[To do] Please copy out every line in the records below that includes the word "initials".

[Provided entries]
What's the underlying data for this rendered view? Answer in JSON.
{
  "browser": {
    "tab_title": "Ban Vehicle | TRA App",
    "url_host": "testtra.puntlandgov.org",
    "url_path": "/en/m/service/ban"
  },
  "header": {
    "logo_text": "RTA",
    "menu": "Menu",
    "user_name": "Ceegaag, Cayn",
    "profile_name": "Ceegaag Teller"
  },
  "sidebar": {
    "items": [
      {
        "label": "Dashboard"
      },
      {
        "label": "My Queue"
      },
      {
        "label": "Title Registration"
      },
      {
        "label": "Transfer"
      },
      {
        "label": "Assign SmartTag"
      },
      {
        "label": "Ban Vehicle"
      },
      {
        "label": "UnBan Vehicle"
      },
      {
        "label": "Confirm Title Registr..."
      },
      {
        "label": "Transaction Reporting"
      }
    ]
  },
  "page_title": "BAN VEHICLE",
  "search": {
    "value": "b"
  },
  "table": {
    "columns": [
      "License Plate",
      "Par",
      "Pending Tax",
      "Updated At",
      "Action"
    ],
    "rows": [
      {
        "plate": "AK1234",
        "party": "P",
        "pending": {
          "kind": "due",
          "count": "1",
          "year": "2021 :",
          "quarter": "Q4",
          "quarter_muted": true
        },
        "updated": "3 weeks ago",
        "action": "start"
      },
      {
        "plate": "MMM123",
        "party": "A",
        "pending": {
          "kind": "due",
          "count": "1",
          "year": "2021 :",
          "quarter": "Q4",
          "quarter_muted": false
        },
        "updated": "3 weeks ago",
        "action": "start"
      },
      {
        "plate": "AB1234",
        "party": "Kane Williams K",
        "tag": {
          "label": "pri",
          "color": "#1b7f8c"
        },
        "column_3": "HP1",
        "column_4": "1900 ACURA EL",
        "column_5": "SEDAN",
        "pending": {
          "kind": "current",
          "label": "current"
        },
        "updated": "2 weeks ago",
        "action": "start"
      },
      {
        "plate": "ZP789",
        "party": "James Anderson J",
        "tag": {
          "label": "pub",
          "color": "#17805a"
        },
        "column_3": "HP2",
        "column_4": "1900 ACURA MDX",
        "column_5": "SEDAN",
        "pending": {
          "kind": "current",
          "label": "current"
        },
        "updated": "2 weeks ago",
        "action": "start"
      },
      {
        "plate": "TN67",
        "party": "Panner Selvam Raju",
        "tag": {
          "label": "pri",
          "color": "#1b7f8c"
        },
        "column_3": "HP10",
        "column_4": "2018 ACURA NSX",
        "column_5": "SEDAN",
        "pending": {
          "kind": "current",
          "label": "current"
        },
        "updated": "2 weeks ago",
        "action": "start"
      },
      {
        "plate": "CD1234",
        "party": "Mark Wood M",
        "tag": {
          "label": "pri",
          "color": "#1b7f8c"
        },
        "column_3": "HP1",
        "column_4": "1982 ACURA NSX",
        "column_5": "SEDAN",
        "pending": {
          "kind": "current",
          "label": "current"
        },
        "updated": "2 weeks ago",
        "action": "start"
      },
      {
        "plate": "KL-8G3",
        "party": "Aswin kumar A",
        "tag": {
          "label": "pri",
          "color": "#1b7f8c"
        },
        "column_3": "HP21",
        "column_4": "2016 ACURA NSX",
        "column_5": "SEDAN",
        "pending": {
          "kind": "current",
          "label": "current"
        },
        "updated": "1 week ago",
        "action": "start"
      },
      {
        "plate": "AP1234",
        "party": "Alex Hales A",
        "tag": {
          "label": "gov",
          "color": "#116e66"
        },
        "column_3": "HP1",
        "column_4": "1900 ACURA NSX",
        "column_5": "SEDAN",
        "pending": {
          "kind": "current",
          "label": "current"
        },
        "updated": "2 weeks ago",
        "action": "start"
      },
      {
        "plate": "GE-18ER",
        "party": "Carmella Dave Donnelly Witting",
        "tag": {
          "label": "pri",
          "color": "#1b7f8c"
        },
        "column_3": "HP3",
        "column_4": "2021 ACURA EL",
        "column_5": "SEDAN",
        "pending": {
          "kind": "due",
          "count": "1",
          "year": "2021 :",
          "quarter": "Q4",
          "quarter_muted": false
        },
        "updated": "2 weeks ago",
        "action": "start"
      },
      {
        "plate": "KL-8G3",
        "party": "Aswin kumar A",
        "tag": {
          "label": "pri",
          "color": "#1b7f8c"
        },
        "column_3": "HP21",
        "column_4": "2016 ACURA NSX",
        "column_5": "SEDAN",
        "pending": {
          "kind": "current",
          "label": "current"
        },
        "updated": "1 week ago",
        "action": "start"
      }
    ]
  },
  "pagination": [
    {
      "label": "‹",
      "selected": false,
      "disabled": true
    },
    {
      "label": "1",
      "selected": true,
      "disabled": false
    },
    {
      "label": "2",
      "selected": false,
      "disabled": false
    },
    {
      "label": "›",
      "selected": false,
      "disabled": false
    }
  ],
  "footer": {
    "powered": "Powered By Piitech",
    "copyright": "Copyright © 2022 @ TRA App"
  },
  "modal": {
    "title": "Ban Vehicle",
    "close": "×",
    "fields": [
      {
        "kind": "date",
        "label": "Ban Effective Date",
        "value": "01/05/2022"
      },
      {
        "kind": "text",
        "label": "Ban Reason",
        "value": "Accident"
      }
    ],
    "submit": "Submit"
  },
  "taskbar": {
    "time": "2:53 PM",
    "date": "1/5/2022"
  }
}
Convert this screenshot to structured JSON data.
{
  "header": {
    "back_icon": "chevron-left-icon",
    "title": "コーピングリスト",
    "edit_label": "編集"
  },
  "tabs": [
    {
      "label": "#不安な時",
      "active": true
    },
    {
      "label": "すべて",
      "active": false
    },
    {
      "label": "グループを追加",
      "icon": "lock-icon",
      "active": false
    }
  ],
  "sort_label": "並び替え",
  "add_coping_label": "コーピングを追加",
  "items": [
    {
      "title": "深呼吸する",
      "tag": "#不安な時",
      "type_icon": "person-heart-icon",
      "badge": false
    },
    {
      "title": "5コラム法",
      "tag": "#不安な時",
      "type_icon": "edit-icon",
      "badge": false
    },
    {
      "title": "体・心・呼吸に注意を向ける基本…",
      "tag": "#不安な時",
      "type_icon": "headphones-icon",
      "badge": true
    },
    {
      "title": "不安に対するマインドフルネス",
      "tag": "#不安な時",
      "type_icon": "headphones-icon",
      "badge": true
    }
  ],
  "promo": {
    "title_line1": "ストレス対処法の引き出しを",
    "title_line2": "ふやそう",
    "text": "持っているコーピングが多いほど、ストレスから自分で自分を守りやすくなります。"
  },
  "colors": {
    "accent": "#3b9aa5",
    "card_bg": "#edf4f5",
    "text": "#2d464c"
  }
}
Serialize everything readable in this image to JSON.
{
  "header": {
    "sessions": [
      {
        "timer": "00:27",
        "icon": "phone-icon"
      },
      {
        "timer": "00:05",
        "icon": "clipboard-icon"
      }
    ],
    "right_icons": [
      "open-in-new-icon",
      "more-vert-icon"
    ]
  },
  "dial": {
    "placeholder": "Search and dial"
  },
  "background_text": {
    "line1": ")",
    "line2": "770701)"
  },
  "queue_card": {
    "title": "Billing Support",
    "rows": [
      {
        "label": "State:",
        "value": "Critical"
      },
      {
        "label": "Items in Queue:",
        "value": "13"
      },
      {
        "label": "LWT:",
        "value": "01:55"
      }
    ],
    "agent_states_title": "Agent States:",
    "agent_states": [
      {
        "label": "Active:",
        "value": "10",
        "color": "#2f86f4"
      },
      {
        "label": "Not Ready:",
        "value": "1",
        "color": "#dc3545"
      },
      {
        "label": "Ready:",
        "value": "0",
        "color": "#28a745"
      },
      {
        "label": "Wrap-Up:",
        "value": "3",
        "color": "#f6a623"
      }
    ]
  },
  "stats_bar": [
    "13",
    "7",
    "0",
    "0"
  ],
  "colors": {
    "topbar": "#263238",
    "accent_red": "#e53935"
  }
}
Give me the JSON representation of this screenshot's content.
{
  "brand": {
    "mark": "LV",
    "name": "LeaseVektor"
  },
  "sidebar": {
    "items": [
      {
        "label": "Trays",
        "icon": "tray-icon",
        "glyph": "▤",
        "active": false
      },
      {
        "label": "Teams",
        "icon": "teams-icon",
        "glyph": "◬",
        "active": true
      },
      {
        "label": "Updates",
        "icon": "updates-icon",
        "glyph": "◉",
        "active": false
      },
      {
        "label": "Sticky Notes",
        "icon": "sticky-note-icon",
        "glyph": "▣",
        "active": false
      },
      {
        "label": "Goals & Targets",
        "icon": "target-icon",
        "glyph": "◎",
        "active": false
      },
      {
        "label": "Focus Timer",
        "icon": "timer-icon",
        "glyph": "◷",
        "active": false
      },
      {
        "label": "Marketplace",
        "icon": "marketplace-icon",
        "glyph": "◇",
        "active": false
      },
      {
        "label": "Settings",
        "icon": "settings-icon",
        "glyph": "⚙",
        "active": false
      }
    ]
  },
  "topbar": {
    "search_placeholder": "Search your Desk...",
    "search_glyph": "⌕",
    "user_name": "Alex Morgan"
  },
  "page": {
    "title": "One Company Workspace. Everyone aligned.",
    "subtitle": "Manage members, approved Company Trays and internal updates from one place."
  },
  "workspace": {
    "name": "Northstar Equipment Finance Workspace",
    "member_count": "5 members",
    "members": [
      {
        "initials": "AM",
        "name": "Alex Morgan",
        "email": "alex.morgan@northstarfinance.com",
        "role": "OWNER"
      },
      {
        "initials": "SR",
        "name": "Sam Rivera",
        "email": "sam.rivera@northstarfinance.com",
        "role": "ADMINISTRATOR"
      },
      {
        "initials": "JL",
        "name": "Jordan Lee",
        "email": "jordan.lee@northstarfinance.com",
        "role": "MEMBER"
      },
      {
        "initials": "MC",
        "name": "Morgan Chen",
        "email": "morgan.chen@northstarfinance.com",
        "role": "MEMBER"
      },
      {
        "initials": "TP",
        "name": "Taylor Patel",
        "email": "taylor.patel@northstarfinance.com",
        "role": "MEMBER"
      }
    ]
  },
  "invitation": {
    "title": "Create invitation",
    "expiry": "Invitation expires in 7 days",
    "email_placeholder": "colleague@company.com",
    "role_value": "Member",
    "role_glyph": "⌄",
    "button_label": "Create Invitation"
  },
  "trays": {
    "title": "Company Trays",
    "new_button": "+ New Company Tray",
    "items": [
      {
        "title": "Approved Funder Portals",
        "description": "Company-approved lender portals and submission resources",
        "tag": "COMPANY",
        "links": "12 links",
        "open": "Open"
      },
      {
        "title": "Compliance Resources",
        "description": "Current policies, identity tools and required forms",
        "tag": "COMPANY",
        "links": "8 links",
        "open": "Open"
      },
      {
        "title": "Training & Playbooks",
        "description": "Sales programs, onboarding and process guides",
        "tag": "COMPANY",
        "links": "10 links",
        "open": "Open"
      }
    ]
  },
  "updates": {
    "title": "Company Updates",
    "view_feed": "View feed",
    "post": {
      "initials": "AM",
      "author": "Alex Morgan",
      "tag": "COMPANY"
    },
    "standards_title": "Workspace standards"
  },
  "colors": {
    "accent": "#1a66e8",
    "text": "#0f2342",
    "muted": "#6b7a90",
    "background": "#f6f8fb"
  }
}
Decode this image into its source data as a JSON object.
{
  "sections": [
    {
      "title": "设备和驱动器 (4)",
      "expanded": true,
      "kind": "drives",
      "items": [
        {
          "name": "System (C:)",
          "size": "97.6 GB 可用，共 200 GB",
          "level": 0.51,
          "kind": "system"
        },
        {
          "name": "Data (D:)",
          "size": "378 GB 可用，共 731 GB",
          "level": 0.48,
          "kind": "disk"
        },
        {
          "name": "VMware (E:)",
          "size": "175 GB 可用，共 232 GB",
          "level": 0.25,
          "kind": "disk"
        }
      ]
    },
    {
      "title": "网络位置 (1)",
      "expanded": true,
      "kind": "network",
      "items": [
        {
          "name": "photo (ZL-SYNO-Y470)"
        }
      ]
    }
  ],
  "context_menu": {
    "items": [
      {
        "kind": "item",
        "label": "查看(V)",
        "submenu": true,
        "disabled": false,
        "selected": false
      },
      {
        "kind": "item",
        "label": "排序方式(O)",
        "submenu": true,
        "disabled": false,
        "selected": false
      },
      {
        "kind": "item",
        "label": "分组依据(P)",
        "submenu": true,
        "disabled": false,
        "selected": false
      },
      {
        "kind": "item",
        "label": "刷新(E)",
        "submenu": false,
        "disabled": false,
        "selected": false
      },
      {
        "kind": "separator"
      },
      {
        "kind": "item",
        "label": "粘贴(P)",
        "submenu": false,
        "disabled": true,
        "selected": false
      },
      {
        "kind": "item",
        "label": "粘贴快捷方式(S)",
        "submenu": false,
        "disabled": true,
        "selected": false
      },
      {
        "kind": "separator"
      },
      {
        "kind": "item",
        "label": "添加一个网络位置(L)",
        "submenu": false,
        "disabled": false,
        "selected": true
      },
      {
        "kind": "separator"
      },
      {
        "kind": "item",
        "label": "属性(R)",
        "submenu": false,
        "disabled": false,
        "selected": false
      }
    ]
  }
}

[Completed task]
        "initials": "AM",
        "initials": "SR",
        "initials": "JL",
        "initials": "MC",
        "initials": "TP",
      "initials": "AM",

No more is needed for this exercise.